We had a great time with the foraging events in the 2019 Festival. They came about through the LEADER-funded initiative covering five Scottish regions, and they added a whole new dimension to the programme, and to the weekends before and after.
It’s fresh, it’s nutritious, and it’s free! The benefits of foraging is becoming realised, doing what generations of people have done for thousands, indeed millions, of years – finding food in the wild.
The 17th-century mansion close by Skara Brae is the venue for the late Sunday afternoon of the Festival. Built in the 1620s by Bishop George Graham, Skaill House has been cared for and enhanced by its owners over the centuries.
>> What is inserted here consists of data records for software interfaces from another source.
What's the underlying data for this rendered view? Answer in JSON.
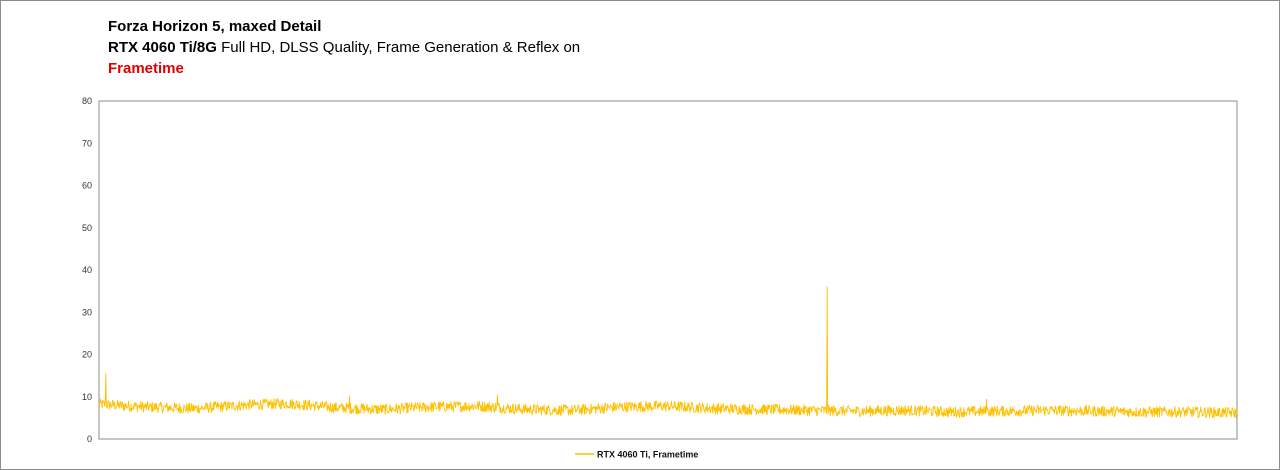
{
  "titles": {
    "line1": "Forza Horizon 5, maxed Detail",
    "line2_bold": "RTX 4060 Ti/8G",
    "line2_rest": " Full HD, DLSS Quality, Frame Generation & Reflex on",
    "line3": "Frametime"
  },
  "chart_data": {
    "type": "line",
    "title": "Forza Horizon 5, maxed Detail",
    "subtitle": "RTX 4060 Ti/8G Full HD, DLSS Quality, Frame Generation & Reflex on",
    "metric": "Frametime",
    "xlabel": "",
    "ylabel": "",
    "ylim": [
      0,
      80
    ],
    "yticks": [
      "0",
      "10",
      "20",
      "30",
      "40",
      "50",
      "60",
      "70",
      "80"
    ],
    "grid": false,
    "legend_placement": "bottom-center",
    "series": [
      {
        "name": "RTX 4060 Ti, Frametime",
        "color": "#ffc000",
        "baseline": [
          8.2,
          7.6,
          7.2,
          8.0,
          8.4,
          7.4,
          7.0,
          7.6,
          7.8,
          7.0,
          6.8,
          7.6,
          7.8,
          7.2,
          7.0,
          6.8,
          6.6,
          6.8,
          6.4,
          6.6,
          6.8,
          6.6,
          6.4,
          6.4,
          6.2
        ],
        "band": 1.3,
        "spikes": [
          {
            "at": 0.006,
            "value": 15.5
          },
          {
            "at": 0.22,
            "value": 10.2
          },
          {
            "at": 0.35,
            "value": 10.4
          },
          {
            "at": 0.64,
            "value": 36.0
          },
          {
            "at": 0.78,
            "value": 9.4
          }
        ]
      }
    ]
  }
}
Are inspired by the selkie folklore, shape-shifting beings and their transformative powers.
In order to shapeshift they had to cast off their sealskins. Within these magical skins lay the transformative power to return to seal form, and therefore to the sea.
The Family Day on the Saturday is one of the highlights of the Festival. Both floors of the King Street Halls in Kirkwall are packed with activities for all ages to try. We seek each year to source an ever-expanding range of activities from across Scotland and the UK, and are constantly delighted by the enthusiastic response.
Twenty shops in and around the town centre will join in to set the challenge. Each shop will have a model of a particular molecule related to its business tucked away somewhere in the window or inside.
Imagine you are gazing at a 300 foot high wind turbine being raised from its horizontal position at Nigg Bay, Rosshire, up into the sky, to become a mammoth perpendicular structure, with the aid of giant robotic cranes on either side, men in steel helmets beetling around like ants overseeing the whole operation and keeping it safe from disaster.
This was the year when you could handle a meteorite and steer a Mars Rover, try out Stone Age technology and wear an Iron Age hood, join the Dustbin Detectives and the Viking soap carvers, meet an oil production safety team and study life in the sea, learn to card wool and weave threads.
The exhibition of paintings by Sheena Fraser McGoogan and Jane Glue, From Orkney to Canada, with images of some of the places John Rae loved, on both sides of the Atlantic, will be at the Jane Glue Gallery in Finstown from 7 September to 5 October, Monday to Saturday, 10.30 am to 4.30 pm.